## Task prompt
Would you return the full listing exactly, with nothing altered?

=== Material provided ===

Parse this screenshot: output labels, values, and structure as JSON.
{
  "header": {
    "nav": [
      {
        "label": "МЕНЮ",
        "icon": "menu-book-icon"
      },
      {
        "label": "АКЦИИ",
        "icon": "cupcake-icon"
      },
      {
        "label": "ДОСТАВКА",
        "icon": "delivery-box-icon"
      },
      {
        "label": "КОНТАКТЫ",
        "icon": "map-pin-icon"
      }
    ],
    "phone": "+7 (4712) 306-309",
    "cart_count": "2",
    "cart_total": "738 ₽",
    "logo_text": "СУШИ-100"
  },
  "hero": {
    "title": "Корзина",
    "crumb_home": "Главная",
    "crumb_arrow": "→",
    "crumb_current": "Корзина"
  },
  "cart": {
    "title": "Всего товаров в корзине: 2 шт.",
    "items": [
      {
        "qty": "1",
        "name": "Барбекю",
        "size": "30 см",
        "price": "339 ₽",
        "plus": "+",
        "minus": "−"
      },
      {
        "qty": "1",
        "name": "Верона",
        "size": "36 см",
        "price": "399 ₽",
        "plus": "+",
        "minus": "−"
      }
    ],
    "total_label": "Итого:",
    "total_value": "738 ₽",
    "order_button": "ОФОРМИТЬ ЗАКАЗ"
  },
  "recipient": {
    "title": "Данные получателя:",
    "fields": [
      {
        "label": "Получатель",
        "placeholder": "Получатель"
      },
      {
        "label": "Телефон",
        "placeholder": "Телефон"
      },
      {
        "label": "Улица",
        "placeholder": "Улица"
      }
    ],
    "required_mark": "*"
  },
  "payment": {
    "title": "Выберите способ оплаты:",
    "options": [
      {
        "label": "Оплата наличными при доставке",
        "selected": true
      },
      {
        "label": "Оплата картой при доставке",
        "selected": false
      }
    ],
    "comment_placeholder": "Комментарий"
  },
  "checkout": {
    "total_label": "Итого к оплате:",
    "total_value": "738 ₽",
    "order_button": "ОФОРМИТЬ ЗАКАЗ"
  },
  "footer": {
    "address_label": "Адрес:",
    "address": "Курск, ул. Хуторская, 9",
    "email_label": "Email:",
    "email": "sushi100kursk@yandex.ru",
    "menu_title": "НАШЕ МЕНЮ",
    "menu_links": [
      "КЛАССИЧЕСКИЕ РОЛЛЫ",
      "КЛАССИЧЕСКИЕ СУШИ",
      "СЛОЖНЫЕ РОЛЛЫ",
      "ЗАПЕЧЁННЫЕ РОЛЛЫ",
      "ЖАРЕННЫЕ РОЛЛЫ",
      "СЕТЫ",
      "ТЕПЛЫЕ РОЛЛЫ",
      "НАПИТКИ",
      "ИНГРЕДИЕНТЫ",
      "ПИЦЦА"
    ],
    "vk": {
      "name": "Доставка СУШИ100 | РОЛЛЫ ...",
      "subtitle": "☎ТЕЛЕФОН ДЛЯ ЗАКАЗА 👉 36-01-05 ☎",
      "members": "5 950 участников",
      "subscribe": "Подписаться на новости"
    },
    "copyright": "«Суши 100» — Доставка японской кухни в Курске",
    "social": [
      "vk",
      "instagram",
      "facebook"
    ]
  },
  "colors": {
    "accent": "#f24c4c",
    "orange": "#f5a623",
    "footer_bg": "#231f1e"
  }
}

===

## Solution to this exercise
Parse this screenshot: output labels, values, and structure as JSON.
{
  "header": {
    "nav": [
      {
        "label": "МЕНЮ",
        "icon": "menu-book-icon"
      },
      {
        "label": "АКЦИИ",
        "icon": "cupcake-icon"
      },
      {
        "label": "ДОСТАВКА",
        "icon": "delivery-box-icon"
      },
      {
        "label": "КОНТАКТЫ",
        "icon": "map-pin-icon"
      }
    ],
    "phone": "+7 (4712) 306-309",
    "cart_count": "2",
    "cart_total": "738 ₽",
    "logo_text": "СУШИ-100"
  },
  "hero": {
    "title": "Корзина",
    "crumb_home": "Главная",
    "crumb_arrow": "→",
    "crumb_current": "Корзина"
  },
  "cart": {
    "title": "Всего товаров в корзине: 2 шт.",
    "items": [
      {
        "qty": "1",
        "name": "Барбекю",
        "size": "30 см",
        "price": "339 ₽",
        "plus": "+",
        "minus": "−"
      },
      {
        "qty": "1",
        "name": "Верона",
        "size": "36 см",
        "price": "399 ₽",
        "plus": "+",
        "minus": "−"
      }
    ],
    "total_label": "Итого:",
    "total_value": "738 ₽",
    "order_button": "ОФОРМИТЬ ЗАКАЗ"
  },
  "recipient": {
    "title": "Данные получателя:",
    "fields": [
      {
        "label": "Получатель",
        "placeholder": "Получатель"
      },
      {
        "label": "Телефон",
        "placeholder": "Телефон"
      },
      {
        "label": "Улица",
        "placeholder": "Улица"
      }
    ],
    "required_mark": "*"
  },
  "payment": {
    "title": "Выберите способ оплаты:",
    "options": [
      {
        "label": "Оплата наличными при доставке",
        "selected": true
      },
      {
        "label": "Оплата картой при доставке",
        "selected": false
      }
    ],
    "comment_placeholder": "Комментарий"
  },
  "checkout": {
    "total_label": "Итого к оплате:",
    "total_value": "738 ₽",
    "order_button": "ОФОРМИТЬ ЗАКАЗ"
  },
  "footer": {
    "address_label": "Адрес:",
    "address": "Курск, ул. Хуторская, 9",
    "email_label": "Email:",
    "email": "sushi100kursk@yandex.ru",
    "menu_title": "НАШЕ МЕНЮ",
    "menu_links": [
      "КЛАССИЧЕСКИЕ РОЛЛЫ",
      "КЛАССИЧЕСКИЕ СУШИ",
      "СЛОЖНЫЕ РОЛЛЫ",
      "ЗАПЕЧЁННЫЕ РОЛЛЫ",
      "ЖАРЕННЫЕ РОЛЛЫ",
      "СЕТЫ",
      "ТЕПЛЫЕ РОЛЛЫ",
      "НАПИТКИ",
      "ИНГРЕДИЕНТЫ",
      "ПИЦЦА"
    ],
    "vk": {
      "name": "Доставка СУШИ100 | РОЛЛЫ ...",
      "subtitle": "☎ТЕЛЕФОН ДЛЯ ЗАКАЗА 👉 36-01-05 ☎",
      "members": "5 950 участников",
      "subscribe": "Подписаться на новости"
    },
    "copyright": "«Суши 100» — Доставка японской кухни в Курске",
    "social": [
      "vk",
      "instagram",
      "facebook"
    ]
  },
  "colors": {
    "accent": "#f24c4c",
    "orange": "#f5a623",
    "footer_bg": "#231f1e"
  }
}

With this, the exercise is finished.